by Andy Johnson
Following a forty-year long upward trend, 2020 may have been the warmest year on record in the UK. The impact on nature is incremental and slow changes are not very obvious.
This Autumn is one of the warmest on record with no frost of any note as yet. Consequently, Summer flowers are still in bloom.
When I left school, farming was simple. Produce food for people to eat, as much as possible to feed the nation. The more we farmers produced the better off we were financially. By the time of the Ethiopian famine, I thought that we could help feed the world.
We remembered a village event held on the playing fields, when people dancing in the rain caused worms to emerge. You may also have seen gulls ‘paddling’ their feet to lure worms to the surface.
With dusk falling earlier, now is a good time to see tawny owls sitting at high points in the village as they contest for winter territories by hooting. There are regular sightings of a barn owl sitting on posts between Fence Dyke Lane and The Grange.
Summer came to a sudden stop on Bank Holiday weekend with strong northerly winds significantly reducing the air temperature. Despite this we still have a handful of nesting house martins and a pair of swallows.
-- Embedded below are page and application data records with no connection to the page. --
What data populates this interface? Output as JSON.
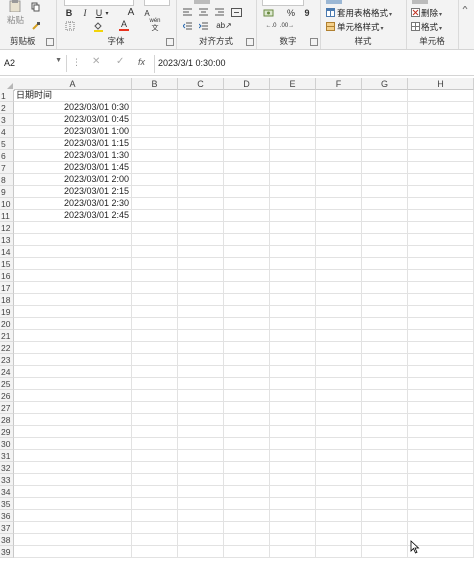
{
  "ribbon": {
    "clipboard": {
      "label": "剪贴板",
      "paste": "粘贴"
    },
    "font": {
      "label": "字体",
      "bold": "B",
      "italic": "I",
      "underline": "U",
      "grow": "A",
      "shrink": "A",
      "font_color": "A",
      "phonetic": "wén"
    },
    "alignment": {
      "label": "对齐方式"
    },
    "number": {
      "label": "数字",
      "percent": "%",
      "comma": "9"
    },
    "styles": {
      "label": "样式",
      "table_format": "套用表格格式",
      "cell_styles": "单元格样式"
    },
    "cells": {
      "label": "单元格",
      "delete": "删除",
      "format": "格式"
    }
  },
  "formula_bar": {
    "name_box": "A2",
    "content": "2023/3/1  0:30:00",
    "fx": "fx"
  },
  "sheet": {
    "columns": [
      "A",
      "B",
      "C",
      "D",
      "E",
      "F",
      "G",
      "H"
    ],
    "rows": [
      "1",
      "2",
      "3",
      "4",
      "5",
      "6",
      "7",
      "8",
      "9",
      "10",
      "11",
      "12",
      "13",
      "14",
      "15",
      "16",
      "17",
      "18",
      "19",
      "20",
      "21",
      "22",
      "23",
      "24",
      "25",
      "26",
      "27",
      "28",
      "29",
      "30",
      "31",
      "32",
      "33",
      "34",
      "35",
      "36",
      "37",
      "38",
      "39"
    ],
    "header_cell": "日期时间",
    "column_a": [
      "2023/03/01 0:30",
      "2023/03/01 0:45",
      "2023/03/01 1:00",
      "2023/03/01 1:15",
      "2023/03/01 1:30",
      "2023/03/01 1:45",
      "2023/03/01 2:00",
      "2023/03/01 2:15",
      "2023/03/01 2:30",
      "2023/03/01 2:45"
    ]
  }
}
At this time of year, with many flowers in full bloom, butterflies are evident, especially brimstone, peacock, red admiral and small tortoiseshell. Occasionally we have a huge influx of painted ladies from Africa.
So far June has been anything but ‘flaming’ with strong north and easterly winds bringing cool, damp weather from the North Sea. Despite this the rooks have fledged and peace has returned to those who live near the Green! We have a good number of house martins nesting in the village, but only a few…
Storm Arthur has brought spring to an abrupt end, wrecking blossom trees and gardens and scorching Mary & Rory Clarke’s apple tree! On a brighter note, Audrey & Gordon McQuillen have had a song thrush nest in their garden and have watched the fledglings being fed snails and slugs.
April is the month when winter gives way to summer. The winter thrushes have been replaced by house martins and swallows, of which we have one or two already.